Scientists from Stanford University are using the minds of two racing drivers to get an insight into what goes on in the brain of a skilled driver, specifically in regards to steering corrections and car control, with the hope of incorporating those reactionary abilities into their autonomous car named Shelly.
The scientists from Stanford University's Revs Program, focusing on "the human experiences of designing, making, restoring, driving, being driven by, living with, admiring, and dreaming of the automobile", examined the body temperature, heart rate, and brain activity of two racing drivers who competed in last weekend's Rolex Monterey Motorsports Reunion at Mazda Raceway Laguna Seca in California in a 1966 Ford GT40.
With electrodes covering the scalps of both drivers, the Revs Program scientists could compare the biological human data with metrics from the Ford GT40 race car gathered through the use of accelerometers, laser sensors, and gyroscopes.
The copious amounts of comparison data meant monitoring of the relationship between car and driver during every lap was possible. From periods of intense concentration to relaxed moments through familiar turns and sections, particularly when steering corrections are made, everything was recorded.
The team’s goal is to analytically detail the traits and impulses that let a human driver adapt quickly to car control situations with the hope being to incorporate these dynamics into their own autonomous vehicle.
Stanford Professor Chris Gerdes said, "Skilled drivers are highly adaptable and use a number of tricks based on their experience to drive that line quickly, yet smoothly. This is actually our inspiration in designing the next generation of steering controls for Shelly."

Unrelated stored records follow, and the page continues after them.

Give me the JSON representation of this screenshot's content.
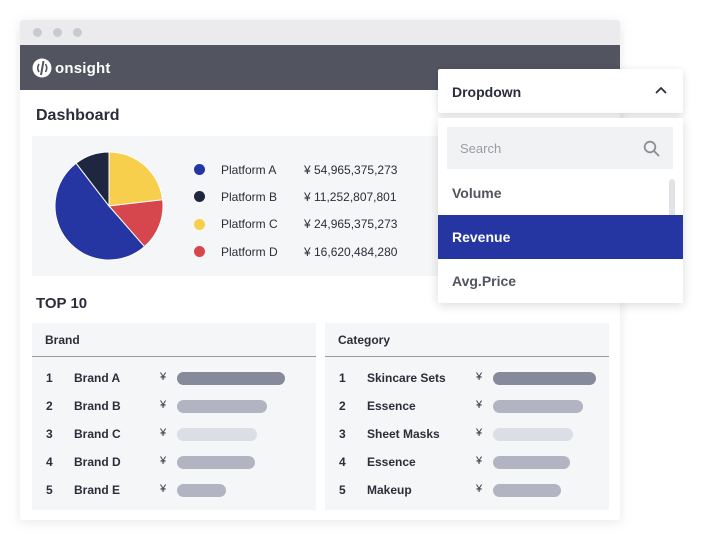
{
  "app": {
    "brand": "onsight"
  },
  "dashboard": {
    "title": "Dashboard",
    "colors": {
      "header": "#52545f",
      "accent": "#2536a3"
    }
  },
  "chart_data": {
    "type": "pie",
    "slices": [
      {
        "name": "Platform A",
        "value": 54965375273,
        "display": "¥ 54,965,375,273",
        "color": "#2536a3"
      },
      {
        "name": "Platform B",
        "value": 11252807801,
        "display": "¥ 11,252,807,801",
        "color": "#1f2740"
      },
      {
        "name": "Platform C",
        "value": 24965375273,
        "display": "¥ 24,965,375,273",
        "color": "#f8ce4d"
      },
      {
        "name": "Platform D",
        "value": 16620484280,
        "display": "¥ 16,620,484,280",
        "color": "#d6474d"
      }
    ],
    "draw_order": [
      "Platform C",
      "Platform D",
      "Platform A",
      "Platform B"
    ],
    "legend_placement": "right"
  },
  "top10": {
    "title": "TOP 10",
    "brand": {
      "header": "Brand",
      "rows": [
        {
          "rank": "1",
          "name": "Brand A",
          "currency": "¥",
          "level": 1.0,
          "color": "#878a9b"
        },
        {
          "rank": "2",
          "name": "Brand B",
          "currency": "¥",
          "level": 0.83,
          "color": "#b2b5c1"
        },
        {
          "rank": "3",
          "name": "Brand C",
          "currency": "¥",
          "level": 0.74,
          "color": "#dcdee5"
        },
        {
          "rank": "4",
          "name": "Brand D",
          "currency": "¥",
          "level": 0.72,
          "color": "#b2b5c1"
        },
        {
          "rank": "5",
          "name": "Brand E",
          "currency": "¥",
          "level": 0.45,
          "color": "#b2b5c1"
        }
      ]
    },
    "category": {
      "header": "Category",
      "rows": [
        {
          "rank": "1",
          "name": "Skincare Sets",
          "currency": "¥",
          "level": 1.0,
          "color": "#878a9b"
        },
        {
          "rank": "2",
          "name": "Essence",
          "currency": "¥",
          "level": 0.87,
          "color": "#b2b5c1"
        },
        {
          "rank": "3",
          "name": "Sheet Masks",
          "currency": "¥",
          "level": 0.78,
          "color": "#dcdee5"
        },
        {
          "rank": "4",
          "name": "Essence",
          "currency": "¥",
          "level": 0.75,
          "color": "#b2b5c1"
        },
        {
          "rank": "5",
          "name": "Makeup",
          "currency": "¥",
          "level": 0.66,
          "color": "#b2b5c1"
        }
      ]
    }
  },
  "dropdown": {
    "label": "Dropdown",
    "expanded": true,
    "search_placeholder": "Search",
    "options": [
      "Volume",
      "Revenue",
      "Avg.Price"
    ],
    "selected": "Revenue"
  }
}
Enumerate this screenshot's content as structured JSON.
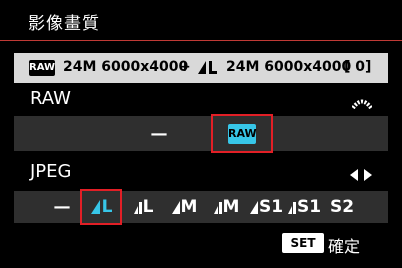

Unlike a human driver, Shelly is set for a fixed course and cannot adapt in the same way to consider, for example, how warmer weather will heat a vehicle's tyres to provide more grip.
It was critical for the test to have the two drivers behind the wheel of the right era of car, with Gerdes saying, "If we were to use a modern street car with a lot of electronic aids, we wouldn't really be able to see what the driver does on their own to stabilise the car and push it to the limits."
The team's initial tests going into the race weekend had so far supported the hypothesis that tasks such as correcting a slide, are reflexive or intuitive for skilled drivers, meaning neurons would not be firing during those times.
The bigger picture of the research is to aid in the design of safety features aimed at helping ordinary drivers.